Cold weather safety for seniors
by John Baldwin, FLT Columnist
When winter’s beauty turns more beast with arctic winds, mounds of snow and bone-chilling temperatures, the season’s harsh side can prove especially dangerous for senior adults. Even older snowbirds escaping to warmer climates still can encounter dips in the thermometer, dampening rains and icy navigation.
Colder weather is not particularly kind to seniors. Slick sidewalks lead to falls; colds and the flu escalate; and depression looms because of indoor confinement and less social interaction. To counter the wintertime risks for older adults, basic planning and prevention can make the cold weather manageable and actually enjoyable.
To help families ensure their seniors stay warm and safe during winter months, the following precautions are recommended:

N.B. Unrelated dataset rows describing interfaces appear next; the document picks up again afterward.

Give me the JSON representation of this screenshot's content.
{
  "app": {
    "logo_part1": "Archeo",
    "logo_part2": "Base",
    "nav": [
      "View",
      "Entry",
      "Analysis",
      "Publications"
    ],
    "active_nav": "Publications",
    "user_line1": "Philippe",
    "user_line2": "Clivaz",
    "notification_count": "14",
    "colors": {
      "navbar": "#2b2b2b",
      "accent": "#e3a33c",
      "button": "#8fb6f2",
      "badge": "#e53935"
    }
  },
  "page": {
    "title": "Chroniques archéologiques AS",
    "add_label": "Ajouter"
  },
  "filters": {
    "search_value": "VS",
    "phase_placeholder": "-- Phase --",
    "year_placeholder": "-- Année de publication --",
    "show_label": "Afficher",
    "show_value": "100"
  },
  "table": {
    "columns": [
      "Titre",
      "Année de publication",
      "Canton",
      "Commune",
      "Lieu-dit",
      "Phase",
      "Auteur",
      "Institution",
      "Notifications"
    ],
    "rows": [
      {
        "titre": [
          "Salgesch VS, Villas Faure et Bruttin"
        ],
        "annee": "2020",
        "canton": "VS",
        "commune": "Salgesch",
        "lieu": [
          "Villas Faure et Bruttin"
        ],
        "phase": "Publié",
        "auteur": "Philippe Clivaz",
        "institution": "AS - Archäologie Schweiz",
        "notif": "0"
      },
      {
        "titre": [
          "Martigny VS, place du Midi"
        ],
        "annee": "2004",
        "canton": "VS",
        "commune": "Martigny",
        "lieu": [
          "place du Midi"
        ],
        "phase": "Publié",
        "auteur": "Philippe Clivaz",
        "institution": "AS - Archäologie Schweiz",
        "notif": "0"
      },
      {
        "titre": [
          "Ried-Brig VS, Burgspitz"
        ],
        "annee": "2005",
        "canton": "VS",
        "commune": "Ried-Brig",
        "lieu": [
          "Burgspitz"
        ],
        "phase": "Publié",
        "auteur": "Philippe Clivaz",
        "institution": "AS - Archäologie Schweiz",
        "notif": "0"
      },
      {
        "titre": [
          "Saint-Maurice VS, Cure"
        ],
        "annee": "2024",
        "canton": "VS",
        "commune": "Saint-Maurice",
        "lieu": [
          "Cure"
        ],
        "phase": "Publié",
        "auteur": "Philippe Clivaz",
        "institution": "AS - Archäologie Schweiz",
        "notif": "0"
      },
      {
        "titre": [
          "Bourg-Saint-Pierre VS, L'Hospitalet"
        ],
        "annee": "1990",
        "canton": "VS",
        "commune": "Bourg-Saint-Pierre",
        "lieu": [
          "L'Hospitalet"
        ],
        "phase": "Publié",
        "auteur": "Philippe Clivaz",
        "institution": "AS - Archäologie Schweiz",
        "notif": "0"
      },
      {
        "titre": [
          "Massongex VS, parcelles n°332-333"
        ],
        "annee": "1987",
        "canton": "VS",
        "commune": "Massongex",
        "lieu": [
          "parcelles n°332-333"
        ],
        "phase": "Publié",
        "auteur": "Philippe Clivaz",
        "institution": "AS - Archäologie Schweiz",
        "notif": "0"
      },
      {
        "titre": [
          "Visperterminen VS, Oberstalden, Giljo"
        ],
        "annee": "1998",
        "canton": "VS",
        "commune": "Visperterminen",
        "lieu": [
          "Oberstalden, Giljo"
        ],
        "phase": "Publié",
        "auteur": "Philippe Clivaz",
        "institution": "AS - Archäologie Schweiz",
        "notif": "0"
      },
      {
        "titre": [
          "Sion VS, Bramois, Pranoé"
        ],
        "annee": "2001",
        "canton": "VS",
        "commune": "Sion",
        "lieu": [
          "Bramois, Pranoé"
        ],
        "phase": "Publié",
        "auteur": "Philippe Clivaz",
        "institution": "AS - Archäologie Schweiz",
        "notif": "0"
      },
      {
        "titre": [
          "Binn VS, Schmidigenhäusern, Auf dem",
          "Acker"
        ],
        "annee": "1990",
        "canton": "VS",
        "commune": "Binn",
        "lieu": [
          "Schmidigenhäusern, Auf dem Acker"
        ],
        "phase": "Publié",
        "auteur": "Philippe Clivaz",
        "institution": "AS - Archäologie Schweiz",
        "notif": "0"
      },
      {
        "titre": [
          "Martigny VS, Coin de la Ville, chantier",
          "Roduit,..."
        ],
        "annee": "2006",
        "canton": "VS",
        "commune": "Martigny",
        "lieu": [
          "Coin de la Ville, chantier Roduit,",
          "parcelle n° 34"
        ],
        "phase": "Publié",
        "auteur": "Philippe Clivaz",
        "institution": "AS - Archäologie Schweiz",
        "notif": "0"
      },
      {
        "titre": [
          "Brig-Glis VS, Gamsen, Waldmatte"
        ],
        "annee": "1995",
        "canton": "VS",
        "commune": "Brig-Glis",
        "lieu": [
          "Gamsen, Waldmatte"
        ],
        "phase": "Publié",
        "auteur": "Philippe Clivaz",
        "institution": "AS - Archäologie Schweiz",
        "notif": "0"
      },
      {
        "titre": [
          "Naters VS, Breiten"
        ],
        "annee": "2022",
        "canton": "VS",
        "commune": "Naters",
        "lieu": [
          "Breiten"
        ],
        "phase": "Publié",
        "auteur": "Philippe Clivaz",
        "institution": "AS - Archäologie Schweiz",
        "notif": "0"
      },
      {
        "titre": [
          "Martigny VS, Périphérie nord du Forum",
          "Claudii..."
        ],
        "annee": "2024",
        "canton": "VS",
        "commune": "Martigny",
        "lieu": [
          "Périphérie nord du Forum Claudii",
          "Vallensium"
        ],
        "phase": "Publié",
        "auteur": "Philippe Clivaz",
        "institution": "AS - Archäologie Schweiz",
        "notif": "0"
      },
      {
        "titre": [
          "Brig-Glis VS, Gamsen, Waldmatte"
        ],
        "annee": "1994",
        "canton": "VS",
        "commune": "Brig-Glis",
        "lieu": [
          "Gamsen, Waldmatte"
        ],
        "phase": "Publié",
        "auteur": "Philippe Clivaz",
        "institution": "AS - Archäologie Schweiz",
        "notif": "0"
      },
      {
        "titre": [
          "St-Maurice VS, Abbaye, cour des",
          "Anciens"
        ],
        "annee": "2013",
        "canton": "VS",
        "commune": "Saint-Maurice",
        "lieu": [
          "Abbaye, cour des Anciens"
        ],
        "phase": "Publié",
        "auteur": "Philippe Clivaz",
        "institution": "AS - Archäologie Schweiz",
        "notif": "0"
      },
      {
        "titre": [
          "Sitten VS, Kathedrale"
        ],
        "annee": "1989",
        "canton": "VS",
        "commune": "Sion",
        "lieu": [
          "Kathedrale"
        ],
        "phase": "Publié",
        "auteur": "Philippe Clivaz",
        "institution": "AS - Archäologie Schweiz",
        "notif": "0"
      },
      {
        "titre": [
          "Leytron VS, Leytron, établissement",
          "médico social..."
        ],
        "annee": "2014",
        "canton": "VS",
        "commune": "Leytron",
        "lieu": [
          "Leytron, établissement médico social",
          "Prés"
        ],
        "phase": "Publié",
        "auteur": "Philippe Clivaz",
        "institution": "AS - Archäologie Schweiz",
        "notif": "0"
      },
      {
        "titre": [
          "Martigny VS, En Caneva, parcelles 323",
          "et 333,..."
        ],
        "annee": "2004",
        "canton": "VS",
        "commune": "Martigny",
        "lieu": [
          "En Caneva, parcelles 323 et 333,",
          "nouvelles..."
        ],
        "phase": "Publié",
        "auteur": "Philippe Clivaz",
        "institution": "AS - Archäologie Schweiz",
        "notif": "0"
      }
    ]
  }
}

• Stay warm indoors. A comfortable thermostat setting in winter is 68 to 70 degrees F. Many elders push their thermostats to higher temperatures, but this promotes over-dry skin and nasal passages, and raises the heating bill. Instead, seniors who feel chilled might consider wearing thicker socks, fleece slippers and a thin, thermal undershirt and leggings. Today’s lightweight “long johns” trap body heat, wick away moisture and layer well beneath outer clothes. Wearing a scarf around the neck and a knit hat also can increase one’s warmth around the house.
• Beware of slick outdoor conditions. Inclement weather can create a buildup of snow, ice and mud on walkways and driveways. Outdoor fall prevention includes these tips: wear nonskid boots, get help with snow shoveling, use ice melt or sand for traction, and watch diligently for black ice.
• Wear appropriate clothing outdoors. To prevent heat loss or hypothermia when body temperature drops too low, the elderly who venture into the cold should wear light, layered, loose-fitting clothing under an insulated, waterproof winter coat. Outerwear with a fleece lining and windproof shell is a plus. A hat is a must since as much as 50 percent of body heat is lost through the head. Weatherproof, lined gloves or mittens that still allow for flexibility are also a smart answer to the cold.
• Stay current on immunizations. Seniors with a weakened immune system are more vulnerable to catching colds and the flu or more severe illnesses including pneumonia. Older adults should consult with their doctor about seasonal and year-round immunizations that are best for their individual overall health.
• Consume a balanced diet. Individuals who remain indoors more during winter find it tempting to eat starchy convenience foods and skip fresh fruits and vegetables. Adding vegetables to soups and fruits to smoothies is an easy way to add vitamin-enriched foods to a senior’s diet. With less natural sunlight during winter to boost a body’s vitamin D level, eating vitamin-D fortified foods including grains, milk and seafood can help.
• Keep well-hydrated. Although the elderly may not feel as thirsty in cooler weather, drinking six to eight glasses of liquid a day is still advised. Hot tea, apple cider and cocoa are fun additions to a wintertime beverage list, but stay mindful of the extra sugar and calories.
• Ward off isolation and depression. Harsh weather invites less social interaction, and for many seniors, can put a damper on mental health. To prevent loneliness and the winter blues in the elderly, schedule regular outings, personal visits, phone calls and social networking. Staying connected with others helps trigger the body’s natural mood lifters including dopamine, serotonin and endorphins.
• Be prepared for power outages and other emergencies. Every home needs a year-round emergency preparedness kit that includes a flashlight, batteries and first aid supplies. For a comprehensive list of what to do and not do during a power outage, visit the Department of Homeland Security’s website at http://www.ready.gov/power-outage.
• Don’t forget the car. For safe wintertime driving, good wipers and tires with plenty of snow-gripping tread are essential. Always keep the gas tank near full and carry an ice scraper, windshield washer fluid and a safety kit. Before getting on the road, it is smart for seniors to share their travel routes and expected arrival times with family or friends. Traveling with a charged cellphone and a car charger is another safety tip for any season of the year.
We also advise that throughout winter, families check in daily with their elder loved ones who are living alone. Home healthcare companies like Right at Home provide senior care services including regular home visits for everything from companion care to driving the elderly to appointments, errands and wintertime activities.
With safety steps in place, aging adults can enjoy more beauty in winter.
Right at Home, In Home Care and Assistance, is a locally owned and operated franchise office of Right at Home, Inc., serving the communities of Wood, Lucas and parts of Sandusky counties. For more information, contact Right at http://www.rahnwohio.com/, 567-336-6062 or by email at firstname.lastname@example.org.